Kirk was targeted 108 times in 13 games in his first season under Kliff Kingsbury. He caught 68 passes, but for only 709 yards and three TDs. Kirk’s targets will go down as the team continues to spread the field with DeAndre Hopkins as the clear No. 1 and tight end Dan Arnold seeing a bigger role, but he will push to be the No. 2 in volume behind Hopkins and ahead of Larry Fitzgerald. However, his big-play and scoring potential could be limited.
Austin Hooper, TE, Browns
Hooper, in his last season with the Falcons, caught 75 balls on 97 targets for 787 yards and six TDs in 13 games.
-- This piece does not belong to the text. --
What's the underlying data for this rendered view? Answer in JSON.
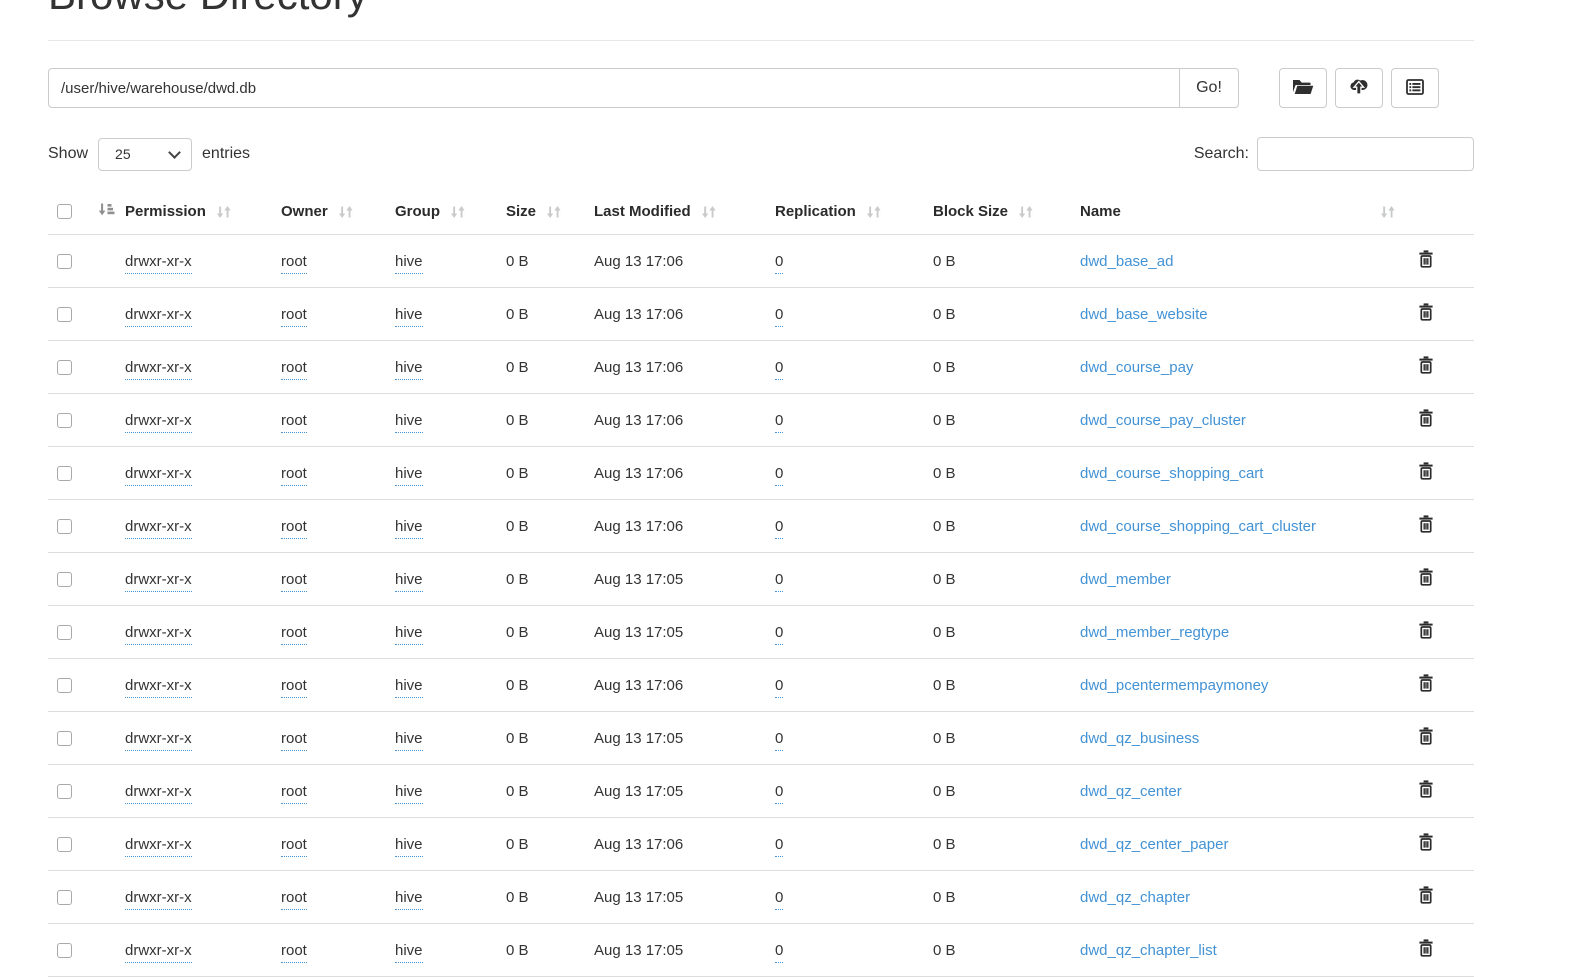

As his target pace goes down in a more diverse, likely lower-volume passing game, he’s not a big field-stretcher at the position and won’t expand much on his scoring. With Jarvis Landry ailing, however, Hooper’s heavier possession role bumps him up in PPR.
James White, RB, Patriots
Tom Brady is gone, but White still will see plenty of short passes from Cam Newton or Jarrett Stidham. Over the past two seasons, on 218 targets, White has caught 159 passes for 1,396 yards and 12 TDs. He catches everything and doesn’t carry all that much in a deep backfield, making him the PPR poster man.
Tarik Cohen, RB, Bears
Cohen primarily packs PPR punch while holding little value for standard formats. He is coming off 79 catches for 104 targets as part of 669 scrimmage yards and only three TDs. Between them, David Montgomery had 79 percent of the carries. Cohen is less running back and remains more of an extension of Chicago’s wide receivers.
Fantasy Football PPR Sleepers: Running backs
Duke Johnson, Texans; Antonio Gibson, Washington; Chris Thompson, Jaguars; Nyheim Hines, Colts; Dare Ogunbowale, Buccaneers
Fantasy Football Rankings: Sleeper PPR wide receivers
Anthony Miller, Bears; Golden Tate, Giants; Preston Williams, Dolphins; Allen Lazard, Packers; Parris Campbell and Michael Pittman Jr., Colts; Hunter Renfrow, Raiders
Fantasy Football Rankings: Sleeper PPR tight ends
Mike Gesicki, Dolphins; Ian Thomas, Panthers; Irv Smith Jr., Vikings